Interface dataset entries:
%%
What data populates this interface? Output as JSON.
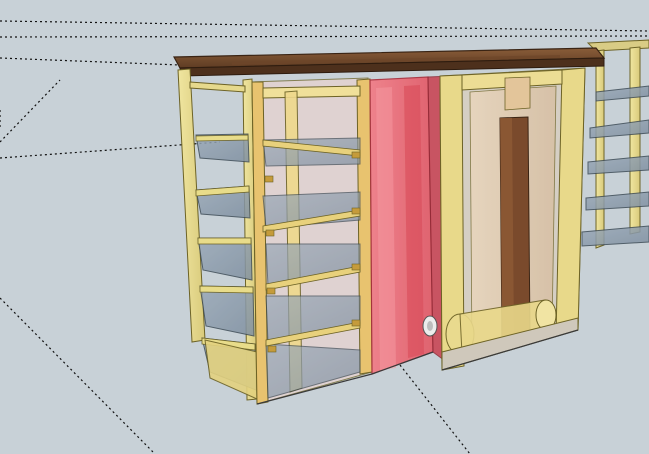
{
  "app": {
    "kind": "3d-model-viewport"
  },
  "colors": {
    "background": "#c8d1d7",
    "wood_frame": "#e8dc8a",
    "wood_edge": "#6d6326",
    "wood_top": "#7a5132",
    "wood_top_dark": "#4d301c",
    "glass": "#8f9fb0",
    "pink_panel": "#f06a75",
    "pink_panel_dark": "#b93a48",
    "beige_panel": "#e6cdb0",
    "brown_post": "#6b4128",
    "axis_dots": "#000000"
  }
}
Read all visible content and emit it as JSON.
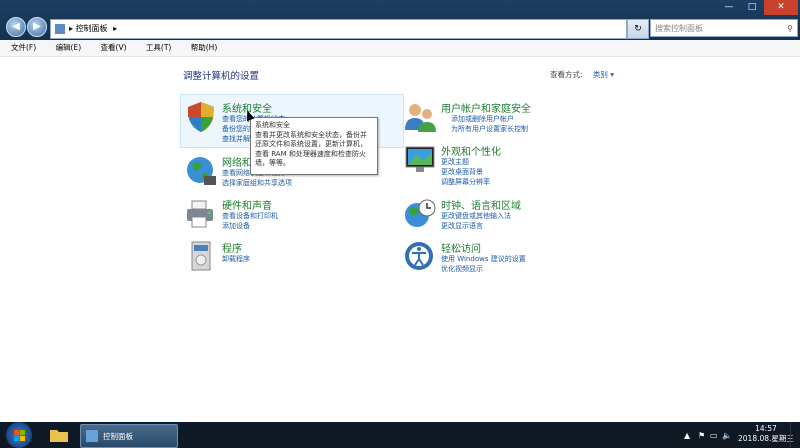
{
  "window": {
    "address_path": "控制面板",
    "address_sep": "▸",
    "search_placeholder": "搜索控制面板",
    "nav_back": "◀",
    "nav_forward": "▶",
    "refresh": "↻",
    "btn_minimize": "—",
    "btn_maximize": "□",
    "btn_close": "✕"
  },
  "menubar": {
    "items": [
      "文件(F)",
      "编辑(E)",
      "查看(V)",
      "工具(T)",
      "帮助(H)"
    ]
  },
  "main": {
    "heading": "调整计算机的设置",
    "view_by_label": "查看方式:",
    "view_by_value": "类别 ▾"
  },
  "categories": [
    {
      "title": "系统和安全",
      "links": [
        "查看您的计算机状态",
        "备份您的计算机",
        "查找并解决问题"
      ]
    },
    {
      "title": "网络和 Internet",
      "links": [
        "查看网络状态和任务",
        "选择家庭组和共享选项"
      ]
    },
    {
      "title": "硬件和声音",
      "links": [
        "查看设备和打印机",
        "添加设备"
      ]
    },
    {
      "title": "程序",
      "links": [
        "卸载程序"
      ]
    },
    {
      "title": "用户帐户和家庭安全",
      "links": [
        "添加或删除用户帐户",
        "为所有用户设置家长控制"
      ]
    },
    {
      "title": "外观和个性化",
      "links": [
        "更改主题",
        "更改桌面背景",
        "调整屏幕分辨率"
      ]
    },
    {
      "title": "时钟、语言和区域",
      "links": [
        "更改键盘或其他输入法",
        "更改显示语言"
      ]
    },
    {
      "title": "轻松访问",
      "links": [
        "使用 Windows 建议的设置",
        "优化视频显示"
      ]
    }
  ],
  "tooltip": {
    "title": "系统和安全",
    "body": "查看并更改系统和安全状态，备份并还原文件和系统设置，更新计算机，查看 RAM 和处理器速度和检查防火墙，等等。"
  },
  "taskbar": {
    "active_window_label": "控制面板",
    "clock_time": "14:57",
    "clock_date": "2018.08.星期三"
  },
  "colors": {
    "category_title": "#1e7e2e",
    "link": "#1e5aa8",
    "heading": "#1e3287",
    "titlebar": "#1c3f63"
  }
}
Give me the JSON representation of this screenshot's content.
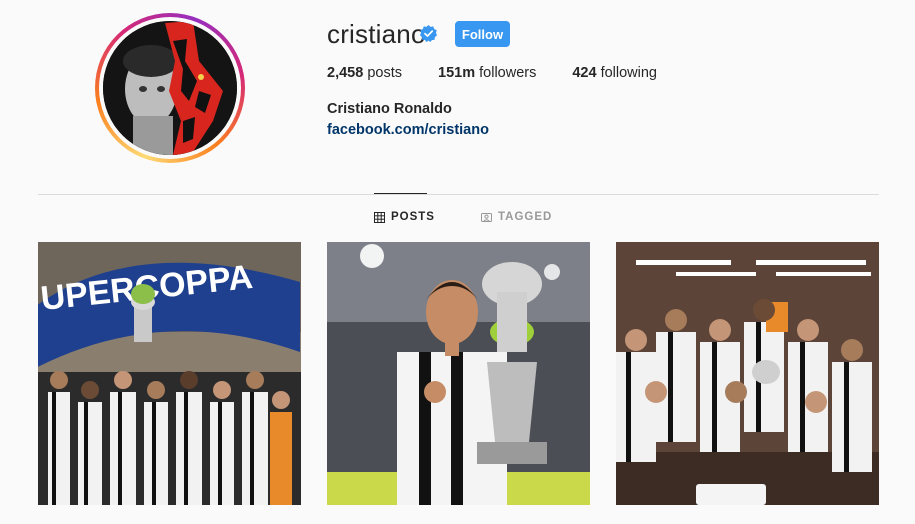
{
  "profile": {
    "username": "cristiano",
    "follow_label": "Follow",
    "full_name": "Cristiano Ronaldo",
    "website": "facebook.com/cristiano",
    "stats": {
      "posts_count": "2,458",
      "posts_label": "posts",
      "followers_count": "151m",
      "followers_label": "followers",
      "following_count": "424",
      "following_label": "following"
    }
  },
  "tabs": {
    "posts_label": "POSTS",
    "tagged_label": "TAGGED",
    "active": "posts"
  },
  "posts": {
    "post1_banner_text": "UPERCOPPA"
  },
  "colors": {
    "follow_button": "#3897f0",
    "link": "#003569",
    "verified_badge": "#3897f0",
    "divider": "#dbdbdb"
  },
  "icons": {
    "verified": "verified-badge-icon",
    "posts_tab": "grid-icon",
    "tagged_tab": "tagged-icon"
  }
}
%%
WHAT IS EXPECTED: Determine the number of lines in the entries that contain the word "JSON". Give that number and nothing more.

WRITTEN SOLUTION: 3